Who are they?
A small Islamic community of around two hundred and fifty thousand people, the Turk people group, also known as Turk Zamat, traces their migration from Turkey in the remote past and derives their community name from that same place. They practice agriculture, trade and a variety of professions.
Residing mainly in the Junagadh district of Gujarat they claim to be the first Muslim inhabitants of that region. They are also found in certain districts of Uttar Pradesh and are known there as Mughal or Mughal. A few inhabit the central state of Madhya Pradesh and West Bengal.
The Turk living in Gujarat speak and write in the Indo-Aryan, regional language, Gujarati. Those living in other states speak Urdu as their first language and use the Persian-Arabic script. Most are also conversant with Hindi, while some educated Turks speak English.
What are their lives like?
The traditional occupation of the Turk is agriculture and most of them own land on which they cultivate a variety of crops. They are moving increasingly to trade and business, which are more lucrative options. Many of the younger generation, have also taken up service in the private and government sectors at various levels. There are a few professionals – teachers, doctors, lawyers and engineers among them.
The Turks do not eat pork, which is prohibited in Islam. They prepare special dishes like biryani (aromatic pilaf), kebabs and spicy curries for celebrations and alcohol is consumed occasionally. Paan (betel leaf) is chewed by both men and women and tobacco in various forms is taken. The Turk community accepts both cooked and uncooked food from other Muslim communities but do not intermarry. They maintain good socially and commercial relations with them.
The Turks endorse education, modern medicine and family planning. For common ailments, they use indigenous medicines prescribed by Hakims (physicians). They make good use of modern technology, communication, the Public Distribution System (PDS) for essential commodities, and government-sponsored self-employment and development schemes.
The Turk people are an endogamous community, i.e. they marry only within their community. They have a number of surnames of equal status, namely, Mughal, Mirza, Shelat Mori, Gori, Chouhan, Rathore, Agwan, Hala, Tajwani, Kajal, Khokar, and Rajowa. They are free to intermarry within these groups. The marriage rituals performed are magni (betrothal), pithi (application of turmeric paste on bride and groom by family and friends) and nikah (nuptials) which are solemnized according to Islamic rites performed by a Mulkaji or Maulana (priest) with the help of an ukil (pleader) and sakshi (witnesses).
Consanguineous marriages, i.e. those between blood relations are prevalent and often also preferred. Adult marriages have replaced child marriage and monogamy is preferred though having more than one wife is allowed according to the Shariat (Islamic religious law). Marriages are arranged by family elders. Divorce is allowed and mehar (a compensatory amount mutually decided on at the wedding ceremony) is given to the divorced wife. Widow, widower and divorcee remarriages are permitted. The practice of dowry is common today.

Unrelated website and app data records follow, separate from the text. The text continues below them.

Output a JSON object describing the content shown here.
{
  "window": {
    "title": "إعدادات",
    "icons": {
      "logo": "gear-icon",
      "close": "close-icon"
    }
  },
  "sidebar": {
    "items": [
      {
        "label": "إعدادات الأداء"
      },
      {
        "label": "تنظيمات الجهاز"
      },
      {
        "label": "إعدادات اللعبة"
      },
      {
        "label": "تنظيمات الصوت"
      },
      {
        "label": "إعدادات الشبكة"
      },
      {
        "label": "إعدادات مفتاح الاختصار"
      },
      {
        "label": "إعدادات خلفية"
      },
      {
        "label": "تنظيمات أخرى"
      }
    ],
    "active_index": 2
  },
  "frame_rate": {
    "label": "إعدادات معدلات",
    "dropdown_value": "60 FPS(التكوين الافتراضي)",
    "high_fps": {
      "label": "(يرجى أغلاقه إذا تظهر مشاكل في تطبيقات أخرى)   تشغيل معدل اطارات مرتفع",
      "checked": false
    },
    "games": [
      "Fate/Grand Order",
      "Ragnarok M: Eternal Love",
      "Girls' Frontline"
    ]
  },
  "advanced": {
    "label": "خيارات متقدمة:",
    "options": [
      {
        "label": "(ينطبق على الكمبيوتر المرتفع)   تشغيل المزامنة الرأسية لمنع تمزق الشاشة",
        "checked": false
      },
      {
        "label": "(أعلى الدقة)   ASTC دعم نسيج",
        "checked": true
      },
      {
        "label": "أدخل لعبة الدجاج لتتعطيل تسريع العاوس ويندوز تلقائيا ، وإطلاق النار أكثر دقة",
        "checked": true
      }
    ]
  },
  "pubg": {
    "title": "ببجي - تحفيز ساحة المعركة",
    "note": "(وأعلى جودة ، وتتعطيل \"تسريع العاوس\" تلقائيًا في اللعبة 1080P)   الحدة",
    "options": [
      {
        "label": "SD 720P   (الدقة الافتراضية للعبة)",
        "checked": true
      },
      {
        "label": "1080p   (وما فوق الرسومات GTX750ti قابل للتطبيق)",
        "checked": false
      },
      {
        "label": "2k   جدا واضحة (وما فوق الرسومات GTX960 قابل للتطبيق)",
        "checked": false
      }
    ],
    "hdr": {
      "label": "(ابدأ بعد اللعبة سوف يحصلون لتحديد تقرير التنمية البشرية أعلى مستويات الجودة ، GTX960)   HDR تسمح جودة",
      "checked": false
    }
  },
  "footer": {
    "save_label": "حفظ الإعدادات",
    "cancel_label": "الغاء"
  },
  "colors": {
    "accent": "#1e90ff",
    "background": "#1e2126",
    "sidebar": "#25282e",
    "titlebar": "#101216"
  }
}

Among the Turk, parental property is inherited by both sons and daughters, with the sons receiving a larger share. The succession is patrilineal with the eldest son succeeding to the late father’s authority.
The Turk have a traditional council called Jamat to exercise social control as well as to look after the overall well-being and strengthening of the community.
What are their beliefs?
The Turks are strict Muslims and belong to the dominant Sunni sect of Islam. Like other Muslims they believe in Allah as the Almighty Creator with unlimited sovereignty over his creation and in the existence of heaven and hell. Prophet Mohammed (the praised one) is revered as God’s messenger to whom the holy book, the Koran was revealed. They believe that the Koran supersedes all previous revelations from God in the Jewish Torah and the Old and the New Testaments.
The Turks revere Muslim saints and visit their mausoleum-shrines to pay homage and to pray that the pirs will intercede with Allah for their various needs on their behalf. Their sacred specialist is the Maulana or Maulvi (priest) who performs all birth, marriage and death rites, and, at times, exorcises evil spirits.
Azan (prayer) is uttered in the ear of a newborn child immediately after birth, followed by aqiqa (tonsure) on the twenty-first day and sunnat (circumcision) of the male child between six months to ten years of age. The Turks bury their dead and observe funeral rites known as ziarat and chehlam on the third and fortieth days respectively. During the fortieth day, alms are distributed to the poor.
The Haj or holy pilgrimage to Mecca is a cherished desire of all Turk which they hope to accomplish at least once in their lifetime. They also celebrate festivals like Id-ul-Fitr (Feast of Alms), Id-ul-Zuha (a feast in which a goat is ritually slaughtered in commemoration of Abraham’s sacrifice), and Id Milad which is the Prophet Mohammed’s birthday.